··· Task material ···
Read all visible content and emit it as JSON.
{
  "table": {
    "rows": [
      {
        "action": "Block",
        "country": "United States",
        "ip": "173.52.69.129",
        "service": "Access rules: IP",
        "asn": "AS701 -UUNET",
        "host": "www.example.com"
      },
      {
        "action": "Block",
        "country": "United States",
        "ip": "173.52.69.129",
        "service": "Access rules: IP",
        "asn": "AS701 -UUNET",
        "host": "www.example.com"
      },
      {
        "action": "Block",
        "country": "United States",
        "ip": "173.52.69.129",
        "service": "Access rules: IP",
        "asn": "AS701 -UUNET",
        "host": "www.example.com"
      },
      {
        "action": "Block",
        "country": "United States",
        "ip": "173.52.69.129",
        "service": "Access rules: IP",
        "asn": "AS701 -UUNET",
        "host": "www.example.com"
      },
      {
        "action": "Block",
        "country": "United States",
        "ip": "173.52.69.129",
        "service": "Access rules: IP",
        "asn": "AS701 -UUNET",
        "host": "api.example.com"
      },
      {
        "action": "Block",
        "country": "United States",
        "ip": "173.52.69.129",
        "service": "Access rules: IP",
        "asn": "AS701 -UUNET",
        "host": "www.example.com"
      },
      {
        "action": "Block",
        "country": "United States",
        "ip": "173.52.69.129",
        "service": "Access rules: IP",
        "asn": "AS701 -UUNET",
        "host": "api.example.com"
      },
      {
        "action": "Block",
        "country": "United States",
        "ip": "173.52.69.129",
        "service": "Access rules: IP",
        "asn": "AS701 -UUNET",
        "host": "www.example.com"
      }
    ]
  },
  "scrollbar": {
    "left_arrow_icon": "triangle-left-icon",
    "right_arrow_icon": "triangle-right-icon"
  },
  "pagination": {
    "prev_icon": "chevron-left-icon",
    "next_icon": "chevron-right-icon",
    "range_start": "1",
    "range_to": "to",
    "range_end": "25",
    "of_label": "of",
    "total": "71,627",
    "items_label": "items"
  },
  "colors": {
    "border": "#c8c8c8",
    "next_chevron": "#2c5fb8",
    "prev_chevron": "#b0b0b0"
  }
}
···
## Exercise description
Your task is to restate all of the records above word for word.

## Your solution
Read all visible content and emit it as JSON.
{
  "table": {
    "rows": [
      {
        "action": "Block",
        "country": "United States",
        "ip": "173.52.69.129",
        "service": "Access rules: IP",
        "asn": "AS701 -UUNET",
        "host": "www.example.com"
      },
      {
        "action": "Block",
        "country": "United States",
        "ip": "173.52.69.129",
        "service": "Access rules: IP",
        "asn": "AS701 -UUNET",
        "host": "www.example.com"
      },
      {
        "action": "Block",
        "country": "United States",
        "ip": "173.52.69.129",
        "service": "Access rules: IP",
        "asn": "AS701 -UUNET",
        "host": "www.example.com"
      },
      {
        "action": "Block",
        "country": "United States",
        "ip": "173.52.69.129",
        "service": "Access rules: IP",
        "asn": "AS701 -UUNET",
        "host": "www.example.com"
      },
      {
        "action": "Block",
        "country": "United States",
        "ip": "173.52.69.129",
        "service": "Access rules: IP",
        "asn": "AS701 -UUNET",
        "host": "api.example.com"
      },
      {
        "action": "Block",
        "country": "United States",
        "ip": "173.52.69.129",
        "service": "Access rules: IP",
        "asn": "AS701 -UUNET",
        "host": "www.example.com"
      },
      {
        "action": "Block",
        "country": "United States",
        "ip": "173.52.69.129",
        "service": "Access rules: IP",
        "asn": "AS701 -UUNET",
        "host": "api.example.com"
      },
      {
        "action": "Block",
        "country": "United States",
        "ip": "173.52.69.129",
        "service": "Access rules: IP",
        "asn": "AS701 -UUNET",
        "host": "www.example.com"
      }
    ]
  },
  "scrollbar": {
    "left_arrow_icon": "triangle-left-icon",
    "right_arrow_icon": "triangle-right-icon"
  },
  "pagination": {
    "prev_icon": "chevron-left-icon",
    "next_icon": "chevron-right-icon",
    "range_start": "1",
    "range_to": "to",
    "range_end": "25",
    "of_label": "of",
    "total": "71,627",
    "items_label": "items"
  },
  "colors": {
    "border": "#c8c8c8",
    "next_chevron": "#2c5fb8",
    "prev_chevron": "#b0b0b0"
  }
}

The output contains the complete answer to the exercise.